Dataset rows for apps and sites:
((
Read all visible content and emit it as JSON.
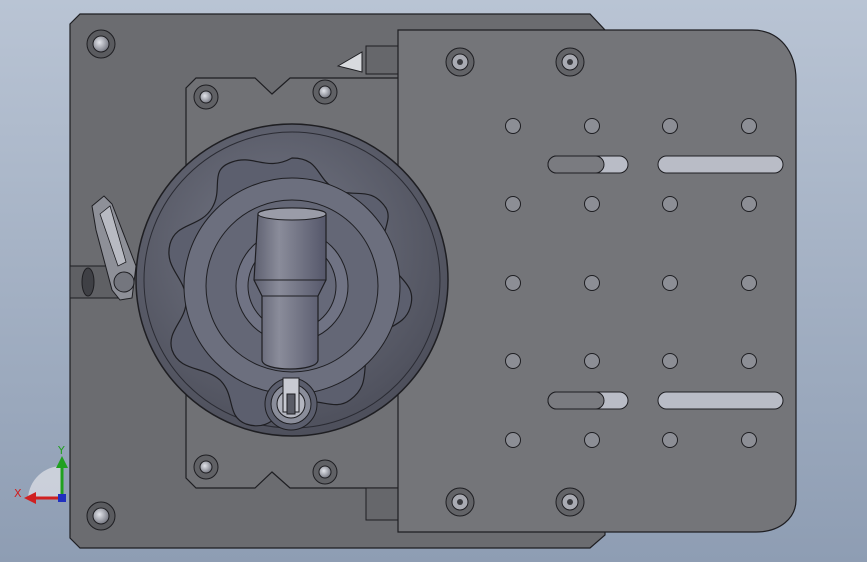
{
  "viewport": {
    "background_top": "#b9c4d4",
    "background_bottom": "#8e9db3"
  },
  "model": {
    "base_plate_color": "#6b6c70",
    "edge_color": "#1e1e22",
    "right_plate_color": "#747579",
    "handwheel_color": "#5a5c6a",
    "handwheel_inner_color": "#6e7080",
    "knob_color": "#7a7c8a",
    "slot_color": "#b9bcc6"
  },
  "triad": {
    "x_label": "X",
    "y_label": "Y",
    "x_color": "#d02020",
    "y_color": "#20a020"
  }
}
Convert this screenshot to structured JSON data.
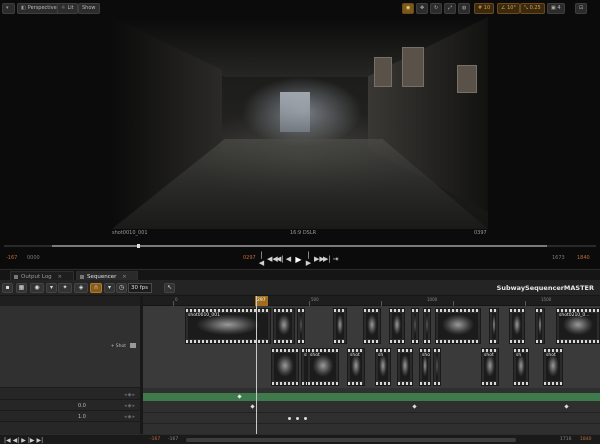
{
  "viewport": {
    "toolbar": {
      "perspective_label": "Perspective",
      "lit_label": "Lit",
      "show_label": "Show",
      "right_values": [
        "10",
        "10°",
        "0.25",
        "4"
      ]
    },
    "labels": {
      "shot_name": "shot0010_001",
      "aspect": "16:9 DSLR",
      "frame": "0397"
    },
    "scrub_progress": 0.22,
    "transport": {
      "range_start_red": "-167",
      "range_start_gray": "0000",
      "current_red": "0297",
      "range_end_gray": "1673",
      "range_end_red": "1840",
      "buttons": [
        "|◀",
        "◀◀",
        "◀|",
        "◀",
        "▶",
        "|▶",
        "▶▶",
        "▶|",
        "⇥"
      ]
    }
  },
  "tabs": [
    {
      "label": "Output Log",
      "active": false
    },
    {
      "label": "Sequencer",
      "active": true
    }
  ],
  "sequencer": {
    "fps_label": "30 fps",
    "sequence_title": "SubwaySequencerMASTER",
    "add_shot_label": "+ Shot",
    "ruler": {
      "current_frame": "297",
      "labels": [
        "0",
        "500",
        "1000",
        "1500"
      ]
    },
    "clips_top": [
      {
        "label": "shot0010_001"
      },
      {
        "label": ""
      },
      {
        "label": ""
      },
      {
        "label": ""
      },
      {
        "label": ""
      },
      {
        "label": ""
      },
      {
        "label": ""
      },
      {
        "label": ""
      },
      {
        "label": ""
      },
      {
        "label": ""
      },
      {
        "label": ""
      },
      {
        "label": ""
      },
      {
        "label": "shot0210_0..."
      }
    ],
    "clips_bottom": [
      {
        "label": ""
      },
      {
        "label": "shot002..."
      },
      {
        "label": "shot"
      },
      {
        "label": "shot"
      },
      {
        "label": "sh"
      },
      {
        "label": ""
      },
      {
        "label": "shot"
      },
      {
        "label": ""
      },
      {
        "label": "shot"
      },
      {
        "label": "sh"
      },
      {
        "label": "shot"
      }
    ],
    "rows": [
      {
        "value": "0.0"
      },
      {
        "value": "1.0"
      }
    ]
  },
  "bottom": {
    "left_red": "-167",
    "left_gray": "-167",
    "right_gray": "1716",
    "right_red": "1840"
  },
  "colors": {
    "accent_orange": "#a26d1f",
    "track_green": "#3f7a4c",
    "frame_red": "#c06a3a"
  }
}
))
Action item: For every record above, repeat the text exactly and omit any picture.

Solution to the problem:
Read all visible content and emit it as JSON.
{
  "viewport": {
    "background_top": "#b9c4d4",
    "background_bottom": "#8e9db3"
  },
  "model": {
    "base_plate_color": "#6b6c70",
    "edge_color": "#1e1e22",
    "right_plate_color": "#747579",
    "handwheel_color": "#5a5c6a",
    "handwheel_inner_color": "#6e7080",
    "knob_color": "#7a7c8a",
    "slot_color": "#b9bcc6"
  },
  "triad": {
    "x_label": "X",
    "y_label": "Y",
    "x_color": "#d02020",
    "y_color": "#20a020"
  }
}
Convert this screenshot to structured JSON data.
{
  "viewport": {
    "toolbar": {
      "perspective_label": "Perspective",
      "lit_label": "Lit",
      "show_label": "Show",
      "right_values": [
        "10",
        "10°",
        "0.25",
        "4"
      ]
    },
    "labels": {
      "shot_name": "shot0010_001",
      "aspect": "16:9 DSLR",
      "frame": "0397"
    },
    "scrub_progress": 0.22,
    "transport": {
      "range_start_red": "-167",
      "range_start_gray": "0000",
      "current_red": "0297",
      "range_end_gray": "1673",
      "range_end_red": "1840",
      "buttons": [
        "|◀",
        "◀◀",
        "◀|",
        "◀",
        "▶",
        "|▶",
        "▶▶",
        "▶|",
        "⇥"
      ]
    }
  },
  "tabs": [
    {
      "label": "Output Log",
      "active": false
    },
    {
      "label": "Sequencer",
      "active": true
    }
  ],
  "sequencer": {
    "fps_label": "30 fps",
    "sequence_title": "SubwaySequencerMASTER",
    "add_shot_label": "+ Shot",
    "ruler": {
      "current_frame": "297",
      "labels": [
        "0",
        "500",
        "1000",
        "1500"
      ]
    },
    "clips_top": [
      {
        "label": "shot0010_001"
      },
      {
        "label": ""
      },
      {
        "label": ""
      },
      {
        "label": ""
      },
      {
        "label": ""
      },
      {
        "label": ""
      },
      {
        "label": ""
      },
      {
        "label": ""
      },
      {
        "label": ""
      },
      {
        "label": ""
      },
      {
        "label": ""
      },
      {
        "label": ""
      },
      {
        "label": "shot0210_0..."
      }
    ],
    "clips_bottom": [
      {
        "label": ""
      },
      {
        "label": "shot002..."
      },
      {
        "label": "shot"
      },
      {
        "label": "shot"
      },
      {
        "label": "sh"
      },
      {
        "label": ""
      },
      {
        "label": "shot"
      },
      {
        "label": ""
      },
      {
        "label": "shot"
      },
      {
        "label": "sh"
      },
      {
        "label": "shot"
      }
    ],
    "rows": [
      {
        "value": "0.0"
      },
      {
        "value": "1.0"
      }
    ]
  },
  "bottom": {
    "left_red": "-167",
    "left_gray": "-167",
    "right_gray": "1716",
    "right_red": "1840"
  },
  "colors": {
    "accent_orange": "#a26d1f",
    "track_green": "#3f7a4c",
    "frame_red": "#c06a3a"
  }
}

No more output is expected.